[Saved entries]
------------------------------------------------------------

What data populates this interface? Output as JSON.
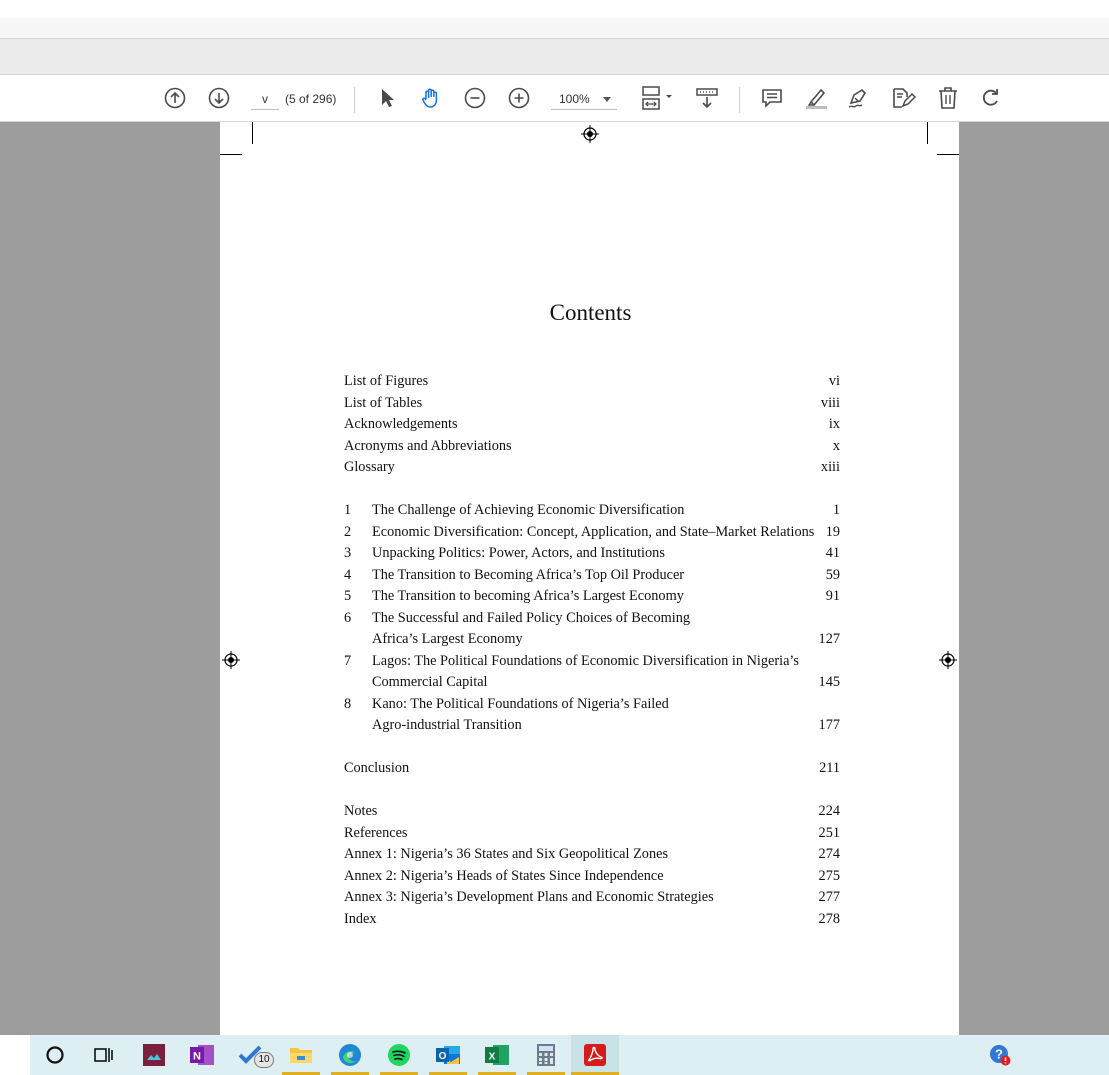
{
  "toolbar": {
    "page_input": "v",
    "page_count": "(5 of 296)",
    "zoom": "100%",
    "icons": [
      "prev-page-icon",
      "next-page-icon",
      "select-tool-icon",
      "hand-tool-icon",
      "zoom-out-icon",
      "zoom-in-icon",
      "page-fit-icon",
      "scroll-mode-icon",
      "comment-icon",
      "highlight-icon",
      "sign-icon",
      "edit-icon",
      "delete-icon",
      "rotate-icon"
    ]
  },
  "document": {
    "title": "Contents",
    "front_matter": [
      {
        "label": "List of Figures",
        "page": "vi"
      },
      {
        "label": "List of Tables",
        "page": "viii"
      },
      {
        "label": "Acknowledgements",
        "page": "ix"
      },
      {
        "label": "Acronyms and Abbreviations",
        "page": "x"
      },
      {
        "label": "Glossary",
        "page": "xiii"
      }
    ],
    "chapters": [
      {
        "num": "1",
        "line1": "The Challenge of Achieving Economic Diversification",
        "line2": "",
        "page": "1"
      },
      {
        "num": "2",
        "line1": "Economic Diversification: Concept, Application, and State–Market Relations",
        "line2": "",
        "page": "19"
      },
      {
        "num": "3",
        "line1": "Unpacking Politics: Power, Actors, and Institutions",
        "line2": "",
        "page": "41"
      },
      {
        "num": "4",
        "line1": "The Transition to Becoming Africa’s Top Oil Producer",
        "line2": "",
        "page": "59"
      },
      {
        "num": "5",
        "line1": "The Transition to becoming Africa’s Largest Economy",
        "line2": "",
        "page": "91"
      },
      {
        "num": "6",
        "line1": "The Successful and Failed Policy Choices of Becoming",
        "line2": "Africa’s Largest Economy",
        "page": "127"
      },
      {
        "num": "7",
        "line1": "Lagos: The Political Foundations of Economic Diversification in Nigeria’s",
        "line2": "Commercial Capital",
        "page": "145"
      },
      {
        "num": "8",
        "line1": "Kano: The Political Foundations of Nigeria’s Failed",
        "line2": "Agro-industrial Transition",
        "page": "177"
      }
    ],
    "conclusion": {
      "label": "Conclusion",
      "page": "211"
    },
    "back_matter": [
      {
        "label": "Notes",
        "page": "224"
      },
      {
        "label": "References",
        "page": "251"
      },
      {
        "label": "Annex 1: Nigeria’s 36 States and Six Geopolitical Zones",
        "page": "274"
      },
      {
        "label": "Annex 2: Nigeria’s Heads of States Since Independence",
        "page": "275"
      },
      {
        "label": "Annex 3: Nigeria’s Development Plans and Economic Strategies",
        "page": "277"
      },
      {
        "label": "Index",
        "page": "278"
      }
    ]
  },
  "taskbar": {
    "todo_badge": "10",
    "apps": [
      "cortana-icon",
      "task-view-icon",
      "photos-icon",
      "onenote-icon",
      "todo-icon",
      "file-explorer-icon",
      "edge-icon",
      "spotify-icon",
      "outlook-icon",
      "excel-icon",
      "calculator-icon",
      "acrobat-icon",
      "help-icon"
    ]
  },
  "colors": {
    "viewer_bg": "#9d9d9d",
    "taskbar_bg": "#ddeff2",
    "hand_tool_active": "#1473e6",
    "acrobat_red": "#d61b1f"
  }
}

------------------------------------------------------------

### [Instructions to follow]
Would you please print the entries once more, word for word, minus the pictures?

### [Response to this exercise]
What data populates this interface? Output as JSON.
{
  "toolbar": {
    "page_input": "v",
    "page_count": "(5 of 296)",
    "zoom": "100%",
    "icons": [
      "prev-page-icon",
      "next-page-icon",
      "select-tool-icon",
      "hand-tool-icon",
      "zoom-out-icon",
      "zoom-in-icon",
      "page-fit-icon",
      "scroll-mode-icon",
      "comment-icon",
      "highlight-icon",
      "sign-icon",
      "edit-icon",
      "delete-icon",
      "rotate-icon"
    ]
  },
  "document": {
    "title": "Contents",
    "front_matter": [
      {
        "label": "List of Figures",
        "page": "vi"
      },
      {
        "label": "List of Tables",
        "page": "viii"
      },
      {
        "label": "Acknowledgements",
        "page": "ix"
      },
      {
        "label": "Acronyms and Abbreviations",
        "page": "x"
      },
      {
        "label": "Glossary",
        "page": "xiii"
      }
    ],
    "chapters": [
      {
        "num": "1",
        "line1": "The Challenge of Achieving Economic Diversification",
        "line2": "",
        "page": "1"
      },
      {
        "num": "2",
        "line1": "Economic Diversification: Concept, Application, and State–Market Relations",
        "line2": "",
        "page": "19"
      },
      {
        "num": "3",
        "line1": "Unpacking Politics: Power, Actors, and Institutions",
        "line2": "",
        "page": "41"
      },
      {
        "num": "4",
        "line1": "The Transition to Becoming Africa’s Top Oil Producer",
        "line2": "",
        "page": "59"
      },
      {
        "num": "5",
        "line1": "The Transition to becoming Africa’s Largest Economy",
        "line2": "",
        "page": "91"
      },
      {
        "num": "6",
        "line1": "The Successful and Failed Policy Choices of Becoming",
        "line2": "Africa’s Largest Economy",
        "page": "127"
      },
      {
        "num": "7",
        "line1": "Lagos: The Political Foundations of Economic Diversification in Nigeria’s",
        "line2": "Commercial Capital",
        "page": "145"
      },
      {
        "num": "8",
        "line1": "Kano: The Political Foundations of Nigeria’s Failed",
        "line2": "Agro-industrial Transition",
        "page": "177"
      }
    ],
    "conclusion": {
      "label": "Conclusion",
      "page": "211"
    },
    "back_matter": [
      {
        "label": "Notes",
        "page": "224"
      },
      {
        "label": "References",
        "page": "251"
      },
      {
        "label": "Annex 1: Nigeria’s 36 States and Six Geopolitical Zones",
        "page": "274"
      },
      {
        "label": "Annex 2: Nigeria’s Heads of States Since Independence",
        "page": "275"
      },
      {
        "label": "Annex 3: Nigeria’s Development Plans and Economic Strategies",
        "page": "277"
      },
      {
        "label": "Index",
        "page": "278"
      }
    ]
  },
  "taskbar": {
    "todo_badge": "10",
    "apps": [
      "cortana-icon",
      "task-view-icon",
      "photos-icon",
      "onenote-icon",
      "todo-icon",
      "file-explorer-icon",
      "edge-icon",
      "spotify-icon",
      "outlook-icon",
      "excel-icon",
      "calculator-icon",
      "acrobat-icon",
      "help-icon"
    ]
  },
  "colors": {
    "viewer_bg": "#9d9d9d",
    "taskbar_bg": "#ddeff2",
    "hand_tool_active": "#1473e6",
    "acrobat_red": "#d61b1f"
  }
}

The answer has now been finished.